As a result of the sanctions, oil revenue in the country fell drastically. Since early 2018, the value of the Iranian rial has fallen significantly, and inflation in the country has reached new highs.
In a positive development, however, the change in the US administration is expected to relieve tensions between the US and Iran, as the new US president, Joe Biden, is in favor of returning to the Iranian nuclear deal, which was previously abandoned in 2018. Despite this optimism, there have been delays in negotiation talks, as both countries wait for the other party to fulfill certain conditions.
The construction sector grew by 7% in the first half of the current fiscal year (March 21-Sept. 22) compared with last year’s corresponding period, latest data released by the Statistical Center of Iran show.
SCI had put the sector’s growth in fiscal 2020-21 at 6.3%. Its GDP accounted for 4.5% of total gross domestic product in H1.
Each year, 100 million square meters of buildings are constructed in Iran’s urban and rural areas, according to Ahmad Khorram, the head of Construction Engineering Organization.
“Engineering services account for 5-8% of construction costs in the world whereas in Iran they barely exceed 1%,” he was quoted as saying by IRIB News.
The per square meter price of homes in Iran is 500% more than their construction costs, says Mahmoud Mahmoudzadeh, a former deputy minister of roads and urban development.
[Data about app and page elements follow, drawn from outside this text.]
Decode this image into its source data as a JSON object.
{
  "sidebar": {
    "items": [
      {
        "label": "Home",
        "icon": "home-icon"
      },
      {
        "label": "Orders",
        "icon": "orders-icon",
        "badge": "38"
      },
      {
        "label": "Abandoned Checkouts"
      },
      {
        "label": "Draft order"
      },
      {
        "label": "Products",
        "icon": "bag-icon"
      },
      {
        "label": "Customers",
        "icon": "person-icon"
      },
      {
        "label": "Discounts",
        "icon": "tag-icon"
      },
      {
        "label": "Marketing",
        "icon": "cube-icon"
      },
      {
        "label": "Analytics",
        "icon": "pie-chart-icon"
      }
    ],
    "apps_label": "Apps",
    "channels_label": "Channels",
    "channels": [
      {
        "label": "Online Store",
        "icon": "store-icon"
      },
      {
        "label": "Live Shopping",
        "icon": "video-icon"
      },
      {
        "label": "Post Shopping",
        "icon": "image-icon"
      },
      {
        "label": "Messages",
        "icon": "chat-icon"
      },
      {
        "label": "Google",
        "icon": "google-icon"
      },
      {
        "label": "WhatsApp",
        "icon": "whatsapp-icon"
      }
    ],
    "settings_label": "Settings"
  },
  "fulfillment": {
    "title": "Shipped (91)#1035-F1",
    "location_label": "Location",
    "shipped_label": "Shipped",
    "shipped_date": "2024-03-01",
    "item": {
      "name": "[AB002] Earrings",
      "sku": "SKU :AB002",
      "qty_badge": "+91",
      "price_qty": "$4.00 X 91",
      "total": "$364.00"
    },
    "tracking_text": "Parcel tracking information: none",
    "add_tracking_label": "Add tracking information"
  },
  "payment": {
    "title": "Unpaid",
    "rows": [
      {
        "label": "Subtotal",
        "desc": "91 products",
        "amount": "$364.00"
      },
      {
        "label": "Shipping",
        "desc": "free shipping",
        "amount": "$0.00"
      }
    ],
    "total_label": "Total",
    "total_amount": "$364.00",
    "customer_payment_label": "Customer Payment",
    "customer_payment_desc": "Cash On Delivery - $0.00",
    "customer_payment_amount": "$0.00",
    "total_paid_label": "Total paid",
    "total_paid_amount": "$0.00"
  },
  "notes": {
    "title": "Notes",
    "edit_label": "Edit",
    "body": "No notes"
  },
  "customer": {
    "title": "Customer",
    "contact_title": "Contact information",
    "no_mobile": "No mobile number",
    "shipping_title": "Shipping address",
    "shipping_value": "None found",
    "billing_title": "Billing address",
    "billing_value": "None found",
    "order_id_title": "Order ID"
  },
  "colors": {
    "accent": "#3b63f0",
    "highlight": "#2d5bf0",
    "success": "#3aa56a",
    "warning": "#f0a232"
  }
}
“The only reason behind the wide gap between construction costs and market prices of homes is the fact that housing is considered an investment vehicle.”